Required action - From the listing below, count the lines where the string "Program" occurs. Give the number, with no other words.

Data to use -

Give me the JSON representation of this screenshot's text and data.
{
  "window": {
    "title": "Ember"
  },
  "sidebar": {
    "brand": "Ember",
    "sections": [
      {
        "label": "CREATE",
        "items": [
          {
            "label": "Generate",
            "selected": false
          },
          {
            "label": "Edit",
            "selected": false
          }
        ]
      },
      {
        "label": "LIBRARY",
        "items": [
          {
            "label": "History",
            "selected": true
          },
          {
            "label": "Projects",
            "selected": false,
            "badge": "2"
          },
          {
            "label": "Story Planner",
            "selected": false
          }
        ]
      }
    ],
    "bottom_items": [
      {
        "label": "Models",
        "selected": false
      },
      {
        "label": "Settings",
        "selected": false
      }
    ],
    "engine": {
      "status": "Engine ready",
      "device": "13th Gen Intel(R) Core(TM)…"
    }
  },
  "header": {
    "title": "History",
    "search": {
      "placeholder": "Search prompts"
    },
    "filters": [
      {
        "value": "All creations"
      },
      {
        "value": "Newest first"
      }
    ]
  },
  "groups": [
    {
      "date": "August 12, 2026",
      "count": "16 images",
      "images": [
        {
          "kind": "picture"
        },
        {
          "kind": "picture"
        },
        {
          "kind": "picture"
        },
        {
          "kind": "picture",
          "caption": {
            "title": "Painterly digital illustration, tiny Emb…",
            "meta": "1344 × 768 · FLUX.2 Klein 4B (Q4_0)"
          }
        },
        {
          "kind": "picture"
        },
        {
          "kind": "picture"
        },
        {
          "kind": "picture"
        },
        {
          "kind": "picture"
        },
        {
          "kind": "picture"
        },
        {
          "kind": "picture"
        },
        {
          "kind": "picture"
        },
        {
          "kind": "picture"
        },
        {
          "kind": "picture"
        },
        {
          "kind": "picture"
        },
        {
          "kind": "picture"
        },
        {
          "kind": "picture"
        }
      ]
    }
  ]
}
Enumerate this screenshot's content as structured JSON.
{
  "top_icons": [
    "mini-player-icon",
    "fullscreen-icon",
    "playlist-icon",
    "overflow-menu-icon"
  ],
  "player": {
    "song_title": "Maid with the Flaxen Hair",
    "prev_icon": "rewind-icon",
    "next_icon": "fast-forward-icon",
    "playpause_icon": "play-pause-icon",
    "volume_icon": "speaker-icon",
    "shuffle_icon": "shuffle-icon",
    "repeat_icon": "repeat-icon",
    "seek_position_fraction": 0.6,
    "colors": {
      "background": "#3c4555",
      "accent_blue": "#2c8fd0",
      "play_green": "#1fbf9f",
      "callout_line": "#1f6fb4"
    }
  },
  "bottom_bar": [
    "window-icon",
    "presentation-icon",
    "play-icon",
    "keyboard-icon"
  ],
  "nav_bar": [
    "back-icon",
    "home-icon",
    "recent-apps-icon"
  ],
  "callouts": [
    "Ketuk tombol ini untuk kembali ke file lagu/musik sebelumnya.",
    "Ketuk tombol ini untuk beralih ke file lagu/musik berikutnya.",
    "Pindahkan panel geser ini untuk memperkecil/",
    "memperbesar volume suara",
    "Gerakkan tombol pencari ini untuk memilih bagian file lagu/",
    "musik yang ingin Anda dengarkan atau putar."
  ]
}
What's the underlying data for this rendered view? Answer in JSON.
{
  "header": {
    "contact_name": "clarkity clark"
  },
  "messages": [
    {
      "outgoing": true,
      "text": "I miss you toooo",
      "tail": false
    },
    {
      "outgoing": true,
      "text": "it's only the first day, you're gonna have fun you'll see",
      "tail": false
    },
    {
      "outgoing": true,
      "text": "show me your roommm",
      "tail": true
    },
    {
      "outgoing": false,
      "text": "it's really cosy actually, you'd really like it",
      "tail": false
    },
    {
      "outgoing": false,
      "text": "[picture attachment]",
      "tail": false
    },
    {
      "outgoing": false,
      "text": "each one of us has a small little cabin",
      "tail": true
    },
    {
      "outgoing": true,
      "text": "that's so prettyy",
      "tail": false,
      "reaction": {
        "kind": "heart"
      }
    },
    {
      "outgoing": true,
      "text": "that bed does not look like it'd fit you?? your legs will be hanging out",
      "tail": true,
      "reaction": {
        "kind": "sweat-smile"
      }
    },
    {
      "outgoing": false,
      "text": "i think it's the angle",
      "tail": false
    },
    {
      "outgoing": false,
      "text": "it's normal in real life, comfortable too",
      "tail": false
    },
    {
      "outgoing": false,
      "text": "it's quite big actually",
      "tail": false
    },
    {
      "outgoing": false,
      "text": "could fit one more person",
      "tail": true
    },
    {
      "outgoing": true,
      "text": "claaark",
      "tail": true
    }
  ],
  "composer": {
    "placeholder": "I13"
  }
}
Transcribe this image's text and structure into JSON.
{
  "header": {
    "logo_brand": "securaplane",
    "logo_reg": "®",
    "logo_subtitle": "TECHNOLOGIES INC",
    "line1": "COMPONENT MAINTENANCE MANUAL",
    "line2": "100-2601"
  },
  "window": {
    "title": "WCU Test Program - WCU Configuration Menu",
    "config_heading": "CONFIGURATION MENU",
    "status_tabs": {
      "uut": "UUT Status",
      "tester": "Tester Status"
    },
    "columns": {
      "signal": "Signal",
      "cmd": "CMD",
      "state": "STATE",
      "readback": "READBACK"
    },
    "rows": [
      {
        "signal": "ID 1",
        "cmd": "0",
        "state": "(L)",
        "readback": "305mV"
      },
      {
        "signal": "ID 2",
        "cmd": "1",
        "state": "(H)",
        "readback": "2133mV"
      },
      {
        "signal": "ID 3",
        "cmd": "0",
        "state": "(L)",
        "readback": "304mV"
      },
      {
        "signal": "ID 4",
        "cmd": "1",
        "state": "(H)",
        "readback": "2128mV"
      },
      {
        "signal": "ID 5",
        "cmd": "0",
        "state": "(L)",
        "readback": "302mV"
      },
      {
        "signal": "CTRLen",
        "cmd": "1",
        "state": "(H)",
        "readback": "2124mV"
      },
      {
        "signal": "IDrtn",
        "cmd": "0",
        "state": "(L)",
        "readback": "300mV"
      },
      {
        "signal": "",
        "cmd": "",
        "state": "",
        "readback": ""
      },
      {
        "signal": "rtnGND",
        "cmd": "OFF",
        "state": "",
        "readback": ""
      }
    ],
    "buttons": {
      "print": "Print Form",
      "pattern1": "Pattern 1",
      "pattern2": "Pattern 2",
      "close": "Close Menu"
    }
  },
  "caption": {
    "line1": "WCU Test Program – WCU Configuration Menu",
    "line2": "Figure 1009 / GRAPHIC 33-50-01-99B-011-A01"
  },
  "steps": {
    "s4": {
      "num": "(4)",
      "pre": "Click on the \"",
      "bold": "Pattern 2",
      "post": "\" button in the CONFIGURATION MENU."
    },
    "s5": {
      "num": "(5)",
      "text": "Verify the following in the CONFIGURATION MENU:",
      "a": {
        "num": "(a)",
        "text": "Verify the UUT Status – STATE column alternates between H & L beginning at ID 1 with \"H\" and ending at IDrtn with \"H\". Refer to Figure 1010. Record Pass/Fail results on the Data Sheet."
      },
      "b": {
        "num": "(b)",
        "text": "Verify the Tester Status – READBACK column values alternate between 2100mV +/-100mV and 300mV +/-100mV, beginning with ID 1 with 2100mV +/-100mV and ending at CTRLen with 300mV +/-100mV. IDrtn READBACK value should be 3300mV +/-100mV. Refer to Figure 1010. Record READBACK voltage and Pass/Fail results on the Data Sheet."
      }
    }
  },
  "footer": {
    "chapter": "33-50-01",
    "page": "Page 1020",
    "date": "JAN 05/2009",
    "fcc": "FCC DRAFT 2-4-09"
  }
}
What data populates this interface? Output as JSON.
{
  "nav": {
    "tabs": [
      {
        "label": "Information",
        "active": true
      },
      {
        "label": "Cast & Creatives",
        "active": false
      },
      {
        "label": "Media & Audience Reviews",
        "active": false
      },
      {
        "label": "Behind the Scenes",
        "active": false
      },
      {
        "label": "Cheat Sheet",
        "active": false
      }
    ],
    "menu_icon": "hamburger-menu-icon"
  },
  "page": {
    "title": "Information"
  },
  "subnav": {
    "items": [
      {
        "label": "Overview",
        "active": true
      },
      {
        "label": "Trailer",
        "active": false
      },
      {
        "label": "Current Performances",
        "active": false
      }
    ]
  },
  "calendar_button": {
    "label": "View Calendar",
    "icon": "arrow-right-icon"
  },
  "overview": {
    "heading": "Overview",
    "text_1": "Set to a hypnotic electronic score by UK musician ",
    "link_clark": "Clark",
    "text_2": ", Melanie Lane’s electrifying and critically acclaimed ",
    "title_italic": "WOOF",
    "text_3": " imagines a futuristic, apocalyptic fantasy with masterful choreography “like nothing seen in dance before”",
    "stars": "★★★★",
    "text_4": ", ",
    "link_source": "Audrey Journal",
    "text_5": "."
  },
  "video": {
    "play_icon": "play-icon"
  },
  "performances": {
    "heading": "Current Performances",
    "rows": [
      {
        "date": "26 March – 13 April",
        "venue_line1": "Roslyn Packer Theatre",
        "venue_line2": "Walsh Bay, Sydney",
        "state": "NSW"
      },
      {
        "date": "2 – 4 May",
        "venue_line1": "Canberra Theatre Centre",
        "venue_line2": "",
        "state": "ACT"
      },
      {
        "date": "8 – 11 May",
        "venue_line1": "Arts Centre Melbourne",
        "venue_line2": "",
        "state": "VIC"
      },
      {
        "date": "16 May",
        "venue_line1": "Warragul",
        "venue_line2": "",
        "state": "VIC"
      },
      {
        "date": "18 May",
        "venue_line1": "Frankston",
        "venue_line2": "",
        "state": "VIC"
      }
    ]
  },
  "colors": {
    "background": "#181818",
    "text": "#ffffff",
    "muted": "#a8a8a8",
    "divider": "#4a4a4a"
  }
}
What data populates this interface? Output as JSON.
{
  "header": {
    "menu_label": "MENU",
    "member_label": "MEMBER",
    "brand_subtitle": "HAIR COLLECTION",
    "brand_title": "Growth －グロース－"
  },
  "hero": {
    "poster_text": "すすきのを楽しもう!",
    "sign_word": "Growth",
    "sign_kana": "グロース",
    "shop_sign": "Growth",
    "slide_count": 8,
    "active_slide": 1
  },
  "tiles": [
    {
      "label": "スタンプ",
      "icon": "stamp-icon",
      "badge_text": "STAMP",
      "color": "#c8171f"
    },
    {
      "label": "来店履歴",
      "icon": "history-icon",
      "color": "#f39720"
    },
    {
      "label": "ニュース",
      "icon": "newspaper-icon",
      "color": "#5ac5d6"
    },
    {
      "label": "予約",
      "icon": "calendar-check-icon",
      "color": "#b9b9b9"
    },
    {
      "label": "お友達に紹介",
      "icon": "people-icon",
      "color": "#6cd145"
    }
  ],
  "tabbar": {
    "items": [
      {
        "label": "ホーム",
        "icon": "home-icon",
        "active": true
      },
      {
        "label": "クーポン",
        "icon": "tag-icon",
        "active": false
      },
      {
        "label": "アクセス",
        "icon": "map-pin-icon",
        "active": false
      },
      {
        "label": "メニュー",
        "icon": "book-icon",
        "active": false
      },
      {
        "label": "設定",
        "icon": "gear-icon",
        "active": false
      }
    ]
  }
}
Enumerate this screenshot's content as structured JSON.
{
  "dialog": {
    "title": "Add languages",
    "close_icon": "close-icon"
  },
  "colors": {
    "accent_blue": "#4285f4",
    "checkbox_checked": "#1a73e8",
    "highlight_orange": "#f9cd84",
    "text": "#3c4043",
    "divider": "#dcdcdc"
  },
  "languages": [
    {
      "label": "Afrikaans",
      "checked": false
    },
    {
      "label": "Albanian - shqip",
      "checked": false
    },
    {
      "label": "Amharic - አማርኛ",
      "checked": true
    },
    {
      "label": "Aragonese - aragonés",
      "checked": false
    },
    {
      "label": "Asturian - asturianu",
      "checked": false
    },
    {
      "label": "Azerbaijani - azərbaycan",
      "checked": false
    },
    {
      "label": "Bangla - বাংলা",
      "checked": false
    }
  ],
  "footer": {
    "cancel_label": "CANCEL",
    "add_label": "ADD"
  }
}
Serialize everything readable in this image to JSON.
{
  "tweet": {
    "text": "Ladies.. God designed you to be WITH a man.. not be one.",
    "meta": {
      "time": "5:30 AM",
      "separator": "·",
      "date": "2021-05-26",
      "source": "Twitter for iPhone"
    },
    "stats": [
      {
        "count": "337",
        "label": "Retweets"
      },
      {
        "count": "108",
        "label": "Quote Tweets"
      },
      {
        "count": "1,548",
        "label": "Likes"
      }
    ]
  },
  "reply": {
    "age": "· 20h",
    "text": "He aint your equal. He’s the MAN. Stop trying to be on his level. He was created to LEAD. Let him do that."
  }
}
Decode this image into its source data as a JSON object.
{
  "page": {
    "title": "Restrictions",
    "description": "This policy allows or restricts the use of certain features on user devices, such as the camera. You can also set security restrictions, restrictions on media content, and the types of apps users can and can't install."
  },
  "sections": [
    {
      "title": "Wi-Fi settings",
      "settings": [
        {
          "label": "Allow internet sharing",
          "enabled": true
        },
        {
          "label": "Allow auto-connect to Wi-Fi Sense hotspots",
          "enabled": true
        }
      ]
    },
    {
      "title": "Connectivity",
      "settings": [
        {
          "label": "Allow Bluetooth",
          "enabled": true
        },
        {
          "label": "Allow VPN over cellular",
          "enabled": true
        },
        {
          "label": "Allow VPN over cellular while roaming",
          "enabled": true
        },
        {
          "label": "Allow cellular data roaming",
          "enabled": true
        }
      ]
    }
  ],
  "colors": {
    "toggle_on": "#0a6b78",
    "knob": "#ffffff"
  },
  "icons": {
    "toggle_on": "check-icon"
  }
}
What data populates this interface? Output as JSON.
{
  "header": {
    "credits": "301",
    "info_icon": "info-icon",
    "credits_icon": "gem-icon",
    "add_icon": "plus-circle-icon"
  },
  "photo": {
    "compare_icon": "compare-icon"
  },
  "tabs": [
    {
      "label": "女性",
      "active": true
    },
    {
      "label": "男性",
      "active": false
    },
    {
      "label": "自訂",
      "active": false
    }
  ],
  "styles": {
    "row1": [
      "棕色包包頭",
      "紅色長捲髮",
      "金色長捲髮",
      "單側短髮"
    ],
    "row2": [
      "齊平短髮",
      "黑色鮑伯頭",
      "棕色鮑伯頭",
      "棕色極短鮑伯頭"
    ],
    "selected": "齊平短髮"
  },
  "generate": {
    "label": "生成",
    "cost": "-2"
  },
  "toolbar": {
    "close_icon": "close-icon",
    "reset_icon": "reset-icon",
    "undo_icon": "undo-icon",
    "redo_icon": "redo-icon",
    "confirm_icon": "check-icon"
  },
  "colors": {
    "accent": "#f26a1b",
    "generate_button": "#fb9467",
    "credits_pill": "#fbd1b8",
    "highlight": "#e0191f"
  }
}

Problem solution - 2